Input data:
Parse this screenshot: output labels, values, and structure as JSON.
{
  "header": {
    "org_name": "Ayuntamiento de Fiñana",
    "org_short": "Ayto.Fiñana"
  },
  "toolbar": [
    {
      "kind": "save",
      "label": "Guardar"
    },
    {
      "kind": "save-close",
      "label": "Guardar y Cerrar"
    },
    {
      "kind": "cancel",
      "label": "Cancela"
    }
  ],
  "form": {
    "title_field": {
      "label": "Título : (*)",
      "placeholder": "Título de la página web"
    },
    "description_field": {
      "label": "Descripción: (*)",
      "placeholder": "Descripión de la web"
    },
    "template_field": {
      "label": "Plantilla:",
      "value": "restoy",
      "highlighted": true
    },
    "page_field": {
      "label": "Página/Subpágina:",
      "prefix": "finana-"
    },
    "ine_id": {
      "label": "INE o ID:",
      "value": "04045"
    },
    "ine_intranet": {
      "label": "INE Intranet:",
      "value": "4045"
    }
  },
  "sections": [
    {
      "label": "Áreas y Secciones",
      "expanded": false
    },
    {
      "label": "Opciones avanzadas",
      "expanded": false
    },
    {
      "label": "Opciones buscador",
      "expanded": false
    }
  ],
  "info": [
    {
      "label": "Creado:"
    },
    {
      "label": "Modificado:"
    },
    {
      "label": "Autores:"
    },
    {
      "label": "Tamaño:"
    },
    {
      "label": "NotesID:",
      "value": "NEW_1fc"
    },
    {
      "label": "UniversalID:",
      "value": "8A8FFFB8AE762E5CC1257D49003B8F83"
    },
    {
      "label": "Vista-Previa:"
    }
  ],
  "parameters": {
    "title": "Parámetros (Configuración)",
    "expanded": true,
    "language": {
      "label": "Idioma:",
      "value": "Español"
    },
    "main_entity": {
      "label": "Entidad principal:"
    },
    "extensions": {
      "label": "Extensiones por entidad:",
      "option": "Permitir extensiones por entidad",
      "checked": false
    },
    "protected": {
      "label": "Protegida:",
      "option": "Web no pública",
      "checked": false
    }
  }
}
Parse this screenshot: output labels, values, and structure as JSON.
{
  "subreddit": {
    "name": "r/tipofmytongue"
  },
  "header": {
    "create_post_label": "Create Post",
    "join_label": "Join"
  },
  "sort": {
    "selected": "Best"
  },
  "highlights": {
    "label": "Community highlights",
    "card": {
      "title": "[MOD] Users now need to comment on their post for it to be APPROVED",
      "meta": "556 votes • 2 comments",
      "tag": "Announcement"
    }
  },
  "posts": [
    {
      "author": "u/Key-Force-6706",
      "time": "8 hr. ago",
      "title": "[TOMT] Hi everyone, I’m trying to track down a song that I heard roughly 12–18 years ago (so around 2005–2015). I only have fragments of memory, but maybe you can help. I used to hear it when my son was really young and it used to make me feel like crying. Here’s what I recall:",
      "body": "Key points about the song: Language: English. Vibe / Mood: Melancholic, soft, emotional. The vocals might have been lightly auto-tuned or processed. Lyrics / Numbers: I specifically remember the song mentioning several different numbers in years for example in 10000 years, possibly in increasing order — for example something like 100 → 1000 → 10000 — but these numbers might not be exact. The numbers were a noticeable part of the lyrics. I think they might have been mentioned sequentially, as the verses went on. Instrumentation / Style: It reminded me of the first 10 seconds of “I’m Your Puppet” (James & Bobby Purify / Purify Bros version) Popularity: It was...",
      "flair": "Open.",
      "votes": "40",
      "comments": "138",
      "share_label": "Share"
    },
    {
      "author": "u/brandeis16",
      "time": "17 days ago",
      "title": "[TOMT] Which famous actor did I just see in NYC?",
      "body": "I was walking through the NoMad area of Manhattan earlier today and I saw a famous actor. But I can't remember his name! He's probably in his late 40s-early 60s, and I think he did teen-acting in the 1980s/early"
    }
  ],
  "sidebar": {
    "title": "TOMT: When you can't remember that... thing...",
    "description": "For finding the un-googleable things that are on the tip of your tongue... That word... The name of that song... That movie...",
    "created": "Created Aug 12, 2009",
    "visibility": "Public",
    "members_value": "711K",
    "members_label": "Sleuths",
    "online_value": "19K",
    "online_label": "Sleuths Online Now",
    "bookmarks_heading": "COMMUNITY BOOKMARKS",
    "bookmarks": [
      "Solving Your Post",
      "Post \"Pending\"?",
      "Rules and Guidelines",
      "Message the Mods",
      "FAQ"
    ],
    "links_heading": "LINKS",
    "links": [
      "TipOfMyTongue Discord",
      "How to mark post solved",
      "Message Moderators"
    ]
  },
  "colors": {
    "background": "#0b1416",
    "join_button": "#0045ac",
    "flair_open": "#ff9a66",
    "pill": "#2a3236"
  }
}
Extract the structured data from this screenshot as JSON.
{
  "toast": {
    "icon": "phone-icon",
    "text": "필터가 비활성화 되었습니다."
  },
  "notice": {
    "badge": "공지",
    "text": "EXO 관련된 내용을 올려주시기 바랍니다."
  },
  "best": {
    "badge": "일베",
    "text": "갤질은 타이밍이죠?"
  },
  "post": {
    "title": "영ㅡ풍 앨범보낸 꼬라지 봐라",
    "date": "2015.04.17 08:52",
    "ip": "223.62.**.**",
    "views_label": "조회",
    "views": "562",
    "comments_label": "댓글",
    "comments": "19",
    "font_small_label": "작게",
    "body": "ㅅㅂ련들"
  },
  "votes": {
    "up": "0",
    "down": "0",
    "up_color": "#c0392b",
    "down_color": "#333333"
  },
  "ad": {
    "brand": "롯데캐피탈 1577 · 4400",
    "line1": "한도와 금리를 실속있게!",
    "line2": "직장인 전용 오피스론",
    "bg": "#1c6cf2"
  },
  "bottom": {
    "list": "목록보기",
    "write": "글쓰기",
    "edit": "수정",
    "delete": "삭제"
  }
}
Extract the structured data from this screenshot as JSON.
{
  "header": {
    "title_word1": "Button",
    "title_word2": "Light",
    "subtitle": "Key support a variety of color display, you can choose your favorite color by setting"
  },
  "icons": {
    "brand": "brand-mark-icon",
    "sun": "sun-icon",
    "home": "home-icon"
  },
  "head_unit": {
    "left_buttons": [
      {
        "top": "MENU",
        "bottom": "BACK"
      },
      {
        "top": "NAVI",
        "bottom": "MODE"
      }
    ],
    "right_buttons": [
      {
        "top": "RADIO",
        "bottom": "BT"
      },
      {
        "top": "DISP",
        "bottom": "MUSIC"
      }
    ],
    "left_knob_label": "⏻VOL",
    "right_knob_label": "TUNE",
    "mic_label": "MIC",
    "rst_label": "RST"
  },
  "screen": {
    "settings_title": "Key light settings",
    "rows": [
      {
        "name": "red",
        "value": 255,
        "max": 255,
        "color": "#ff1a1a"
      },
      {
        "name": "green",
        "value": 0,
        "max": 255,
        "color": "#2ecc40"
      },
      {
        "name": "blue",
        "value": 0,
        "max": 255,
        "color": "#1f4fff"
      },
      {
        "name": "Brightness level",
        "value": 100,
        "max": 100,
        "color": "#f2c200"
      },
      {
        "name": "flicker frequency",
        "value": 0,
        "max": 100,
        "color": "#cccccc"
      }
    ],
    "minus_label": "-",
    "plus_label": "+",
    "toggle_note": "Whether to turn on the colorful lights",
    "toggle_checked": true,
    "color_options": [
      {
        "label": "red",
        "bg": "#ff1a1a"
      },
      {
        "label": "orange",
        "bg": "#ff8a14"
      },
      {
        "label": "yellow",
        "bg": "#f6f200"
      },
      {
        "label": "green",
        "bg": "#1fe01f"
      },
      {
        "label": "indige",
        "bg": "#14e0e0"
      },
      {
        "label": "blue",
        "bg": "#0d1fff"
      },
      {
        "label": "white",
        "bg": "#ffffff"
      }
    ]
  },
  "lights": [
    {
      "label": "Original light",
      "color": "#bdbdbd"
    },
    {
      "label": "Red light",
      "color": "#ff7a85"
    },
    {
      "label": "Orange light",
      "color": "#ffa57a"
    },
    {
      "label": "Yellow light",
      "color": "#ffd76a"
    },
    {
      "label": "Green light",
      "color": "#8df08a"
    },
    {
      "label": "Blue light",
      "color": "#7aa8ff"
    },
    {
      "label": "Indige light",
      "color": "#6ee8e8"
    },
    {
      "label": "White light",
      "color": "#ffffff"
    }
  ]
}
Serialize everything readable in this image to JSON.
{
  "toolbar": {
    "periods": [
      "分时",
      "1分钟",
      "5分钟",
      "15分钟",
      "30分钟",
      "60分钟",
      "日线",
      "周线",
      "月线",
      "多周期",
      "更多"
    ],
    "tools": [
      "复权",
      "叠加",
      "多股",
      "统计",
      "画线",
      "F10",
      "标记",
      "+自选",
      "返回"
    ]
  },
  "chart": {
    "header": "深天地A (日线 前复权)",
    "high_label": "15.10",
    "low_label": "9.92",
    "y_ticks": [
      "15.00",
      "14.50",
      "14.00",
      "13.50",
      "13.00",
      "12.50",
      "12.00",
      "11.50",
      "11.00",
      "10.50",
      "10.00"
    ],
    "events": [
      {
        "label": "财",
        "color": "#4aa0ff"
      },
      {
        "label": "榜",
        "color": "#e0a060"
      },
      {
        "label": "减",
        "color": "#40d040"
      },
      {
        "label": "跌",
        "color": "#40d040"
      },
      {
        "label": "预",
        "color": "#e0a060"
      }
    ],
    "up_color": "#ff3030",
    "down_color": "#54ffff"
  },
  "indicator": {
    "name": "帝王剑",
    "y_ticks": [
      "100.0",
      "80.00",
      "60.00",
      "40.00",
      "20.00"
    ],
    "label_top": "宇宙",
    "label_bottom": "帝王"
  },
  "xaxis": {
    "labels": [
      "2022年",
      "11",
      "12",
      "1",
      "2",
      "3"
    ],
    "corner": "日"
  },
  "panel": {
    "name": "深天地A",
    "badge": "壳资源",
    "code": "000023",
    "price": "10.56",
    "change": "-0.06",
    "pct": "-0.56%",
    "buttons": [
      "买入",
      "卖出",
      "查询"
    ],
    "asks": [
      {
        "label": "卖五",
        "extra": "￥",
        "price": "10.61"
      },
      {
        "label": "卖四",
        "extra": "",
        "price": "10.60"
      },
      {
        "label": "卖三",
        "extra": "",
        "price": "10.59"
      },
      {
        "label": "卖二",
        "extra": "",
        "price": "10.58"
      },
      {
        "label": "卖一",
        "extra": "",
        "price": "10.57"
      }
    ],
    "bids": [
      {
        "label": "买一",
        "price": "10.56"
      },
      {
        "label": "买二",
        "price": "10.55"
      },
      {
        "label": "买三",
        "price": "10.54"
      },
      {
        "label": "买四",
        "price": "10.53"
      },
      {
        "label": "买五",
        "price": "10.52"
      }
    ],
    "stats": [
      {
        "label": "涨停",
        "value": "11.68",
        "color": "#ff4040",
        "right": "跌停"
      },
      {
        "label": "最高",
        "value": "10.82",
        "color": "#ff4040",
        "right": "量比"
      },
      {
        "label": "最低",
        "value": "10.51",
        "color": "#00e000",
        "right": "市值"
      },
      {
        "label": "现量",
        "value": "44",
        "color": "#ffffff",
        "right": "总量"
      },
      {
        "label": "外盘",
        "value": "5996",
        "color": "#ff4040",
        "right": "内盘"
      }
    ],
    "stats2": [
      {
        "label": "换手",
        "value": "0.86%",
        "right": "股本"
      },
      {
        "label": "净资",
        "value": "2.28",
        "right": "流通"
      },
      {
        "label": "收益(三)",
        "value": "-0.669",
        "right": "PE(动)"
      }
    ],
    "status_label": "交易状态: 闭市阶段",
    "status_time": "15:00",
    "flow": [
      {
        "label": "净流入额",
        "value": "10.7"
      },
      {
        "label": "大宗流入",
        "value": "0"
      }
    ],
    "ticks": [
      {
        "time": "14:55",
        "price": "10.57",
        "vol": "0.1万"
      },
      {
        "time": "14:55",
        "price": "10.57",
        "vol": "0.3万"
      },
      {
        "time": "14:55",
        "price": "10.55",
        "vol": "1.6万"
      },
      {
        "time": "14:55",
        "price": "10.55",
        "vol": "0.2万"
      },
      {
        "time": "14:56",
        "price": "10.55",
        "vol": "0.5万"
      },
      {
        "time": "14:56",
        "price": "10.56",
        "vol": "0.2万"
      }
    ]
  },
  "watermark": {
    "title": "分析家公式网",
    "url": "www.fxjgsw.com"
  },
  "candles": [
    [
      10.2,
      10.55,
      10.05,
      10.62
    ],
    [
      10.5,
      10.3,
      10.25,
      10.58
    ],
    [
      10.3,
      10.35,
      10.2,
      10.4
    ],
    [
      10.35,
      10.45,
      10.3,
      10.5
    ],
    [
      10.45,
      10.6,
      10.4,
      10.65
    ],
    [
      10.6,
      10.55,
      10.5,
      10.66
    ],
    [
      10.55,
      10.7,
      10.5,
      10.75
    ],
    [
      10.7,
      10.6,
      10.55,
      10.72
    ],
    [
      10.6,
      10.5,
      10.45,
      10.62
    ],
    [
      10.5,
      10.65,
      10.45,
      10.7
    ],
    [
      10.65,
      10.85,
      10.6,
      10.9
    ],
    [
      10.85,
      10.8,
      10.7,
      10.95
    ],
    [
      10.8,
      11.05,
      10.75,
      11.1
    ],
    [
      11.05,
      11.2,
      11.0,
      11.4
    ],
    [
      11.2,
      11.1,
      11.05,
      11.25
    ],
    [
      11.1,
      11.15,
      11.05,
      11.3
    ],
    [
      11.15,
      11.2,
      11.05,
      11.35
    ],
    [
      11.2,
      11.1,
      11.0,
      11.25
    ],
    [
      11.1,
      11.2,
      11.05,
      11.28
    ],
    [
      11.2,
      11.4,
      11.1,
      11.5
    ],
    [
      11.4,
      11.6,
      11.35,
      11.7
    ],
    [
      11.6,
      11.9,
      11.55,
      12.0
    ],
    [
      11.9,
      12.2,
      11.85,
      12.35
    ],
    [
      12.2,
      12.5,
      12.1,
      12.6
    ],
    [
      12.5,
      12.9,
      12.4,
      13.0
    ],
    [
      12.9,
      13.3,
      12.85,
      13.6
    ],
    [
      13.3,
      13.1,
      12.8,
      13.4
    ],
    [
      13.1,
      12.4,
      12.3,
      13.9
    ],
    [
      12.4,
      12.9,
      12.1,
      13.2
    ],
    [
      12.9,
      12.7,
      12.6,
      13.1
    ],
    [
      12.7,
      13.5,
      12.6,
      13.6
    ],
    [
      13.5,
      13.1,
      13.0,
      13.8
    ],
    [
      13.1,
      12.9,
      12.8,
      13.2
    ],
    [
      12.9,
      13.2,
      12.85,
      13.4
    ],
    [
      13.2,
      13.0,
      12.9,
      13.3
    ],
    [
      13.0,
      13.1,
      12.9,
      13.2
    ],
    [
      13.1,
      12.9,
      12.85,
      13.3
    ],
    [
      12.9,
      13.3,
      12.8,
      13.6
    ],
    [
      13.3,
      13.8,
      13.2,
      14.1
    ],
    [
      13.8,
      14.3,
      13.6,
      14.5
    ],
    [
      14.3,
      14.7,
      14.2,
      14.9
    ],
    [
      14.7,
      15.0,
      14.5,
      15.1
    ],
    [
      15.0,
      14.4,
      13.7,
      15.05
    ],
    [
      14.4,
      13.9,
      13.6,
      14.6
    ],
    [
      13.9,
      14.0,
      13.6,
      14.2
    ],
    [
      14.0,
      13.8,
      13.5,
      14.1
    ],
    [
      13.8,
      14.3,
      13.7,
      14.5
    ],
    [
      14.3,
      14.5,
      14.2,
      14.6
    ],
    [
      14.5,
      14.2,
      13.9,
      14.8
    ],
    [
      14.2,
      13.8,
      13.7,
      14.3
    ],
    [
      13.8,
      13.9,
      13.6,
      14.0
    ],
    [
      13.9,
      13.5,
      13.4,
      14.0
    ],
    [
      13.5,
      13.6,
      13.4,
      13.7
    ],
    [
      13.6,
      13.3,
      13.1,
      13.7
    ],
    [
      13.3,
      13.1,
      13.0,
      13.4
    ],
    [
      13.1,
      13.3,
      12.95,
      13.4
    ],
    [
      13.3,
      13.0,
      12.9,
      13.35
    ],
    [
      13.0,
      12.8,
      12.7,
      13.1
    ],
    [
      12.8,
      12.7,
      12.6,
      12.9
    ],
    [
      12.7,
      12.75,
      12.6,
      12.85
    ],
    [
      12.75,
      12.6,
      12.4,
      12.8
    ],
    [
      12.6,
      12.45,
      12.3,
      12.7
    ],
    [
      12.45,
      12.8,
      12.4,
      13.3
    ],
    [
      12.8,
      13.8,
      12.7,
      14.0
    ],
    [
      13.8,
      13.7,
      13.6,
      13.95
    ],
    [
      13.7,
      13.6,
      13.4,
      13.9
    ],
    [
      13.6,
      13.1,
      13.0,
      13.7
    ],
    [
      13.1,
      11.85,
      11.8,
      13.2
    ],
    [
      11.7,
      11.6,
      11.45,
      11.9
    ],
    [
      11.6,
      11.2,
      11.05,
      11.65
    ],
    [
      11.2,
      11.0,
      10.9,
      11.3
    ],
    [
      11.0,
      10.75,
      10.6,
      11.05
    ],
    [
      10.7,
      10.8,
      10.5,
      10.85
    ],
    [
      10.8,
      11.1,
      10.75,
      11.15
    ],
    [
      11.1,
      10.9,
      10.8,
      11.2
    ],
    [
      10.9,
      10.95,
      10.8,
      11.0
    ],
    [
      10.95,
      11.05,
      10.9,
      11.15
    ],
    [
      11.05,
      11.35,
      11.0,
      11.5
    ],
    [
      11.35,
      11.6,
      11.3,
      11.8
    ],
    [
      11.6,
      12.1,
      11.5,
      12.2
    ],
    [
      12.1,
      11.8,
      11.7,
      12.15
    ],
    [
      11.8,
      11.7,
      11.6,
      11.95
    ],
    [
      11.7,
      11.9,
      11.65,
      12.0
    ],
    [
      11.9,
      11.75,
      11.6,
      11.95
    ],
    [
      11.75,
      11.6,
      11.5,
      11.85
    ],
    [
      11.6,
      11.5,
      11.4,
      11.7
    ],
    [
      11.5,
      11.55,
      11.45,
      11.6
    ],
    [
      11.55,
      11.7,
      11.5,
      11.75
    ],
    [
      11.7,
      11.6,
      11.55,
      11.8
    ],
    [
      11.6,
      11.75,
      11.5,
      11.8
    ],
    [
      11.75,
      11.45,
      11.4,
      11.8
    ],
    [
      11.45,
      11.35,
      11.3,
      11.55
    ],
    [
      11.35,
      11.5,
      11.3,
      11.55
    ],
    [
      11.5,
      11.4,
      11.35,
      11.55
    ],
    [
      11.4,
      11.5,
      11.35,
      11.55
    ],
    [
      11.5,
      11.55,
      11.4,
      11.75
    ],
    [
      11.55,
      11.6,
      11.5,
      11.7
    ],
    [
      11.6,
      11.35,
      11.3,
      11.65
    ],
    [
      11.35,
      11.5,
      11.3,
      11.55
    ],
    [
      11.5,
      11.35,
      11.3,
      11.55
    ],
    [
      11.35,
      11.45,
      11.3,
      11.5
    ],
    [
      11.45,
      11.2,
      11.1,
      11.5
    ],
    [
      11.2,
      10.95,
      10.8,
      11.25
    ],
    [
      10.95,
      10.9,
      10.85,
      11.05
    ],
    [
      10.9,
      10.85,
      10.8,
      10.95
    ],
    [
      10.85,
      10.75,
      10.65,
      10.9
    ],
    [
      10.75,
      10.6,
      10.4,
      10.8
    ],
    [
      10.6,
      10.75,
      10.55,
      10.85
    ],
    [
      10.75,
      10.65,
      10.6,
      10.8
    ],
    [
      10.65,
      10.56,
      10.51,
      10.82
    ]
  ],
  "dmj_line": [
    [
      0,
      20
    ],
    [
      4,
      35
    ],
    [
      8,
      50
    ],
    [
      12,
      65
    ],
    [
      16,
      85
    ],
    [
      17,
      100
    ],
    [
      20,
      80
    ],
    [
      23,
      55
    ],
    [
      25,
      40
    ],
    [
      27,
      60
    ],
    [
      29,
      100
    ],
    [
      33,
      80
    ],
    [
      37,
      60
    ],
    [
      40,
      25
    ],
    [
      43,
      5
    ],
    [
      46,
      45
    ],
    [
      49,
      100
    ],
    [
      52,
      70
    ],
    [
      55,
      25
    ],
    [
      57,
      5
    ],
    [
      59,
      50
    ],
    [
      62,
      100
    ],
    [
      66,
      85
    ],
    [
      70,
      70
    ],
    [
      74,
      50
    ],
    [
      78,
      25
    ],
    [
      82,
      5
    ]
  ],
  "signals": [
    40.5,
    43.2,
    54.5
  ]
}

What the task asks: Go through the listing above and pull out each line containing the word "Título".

Task result:
      "label": "Título : (*)",
      "placeholder": "Título de la página web"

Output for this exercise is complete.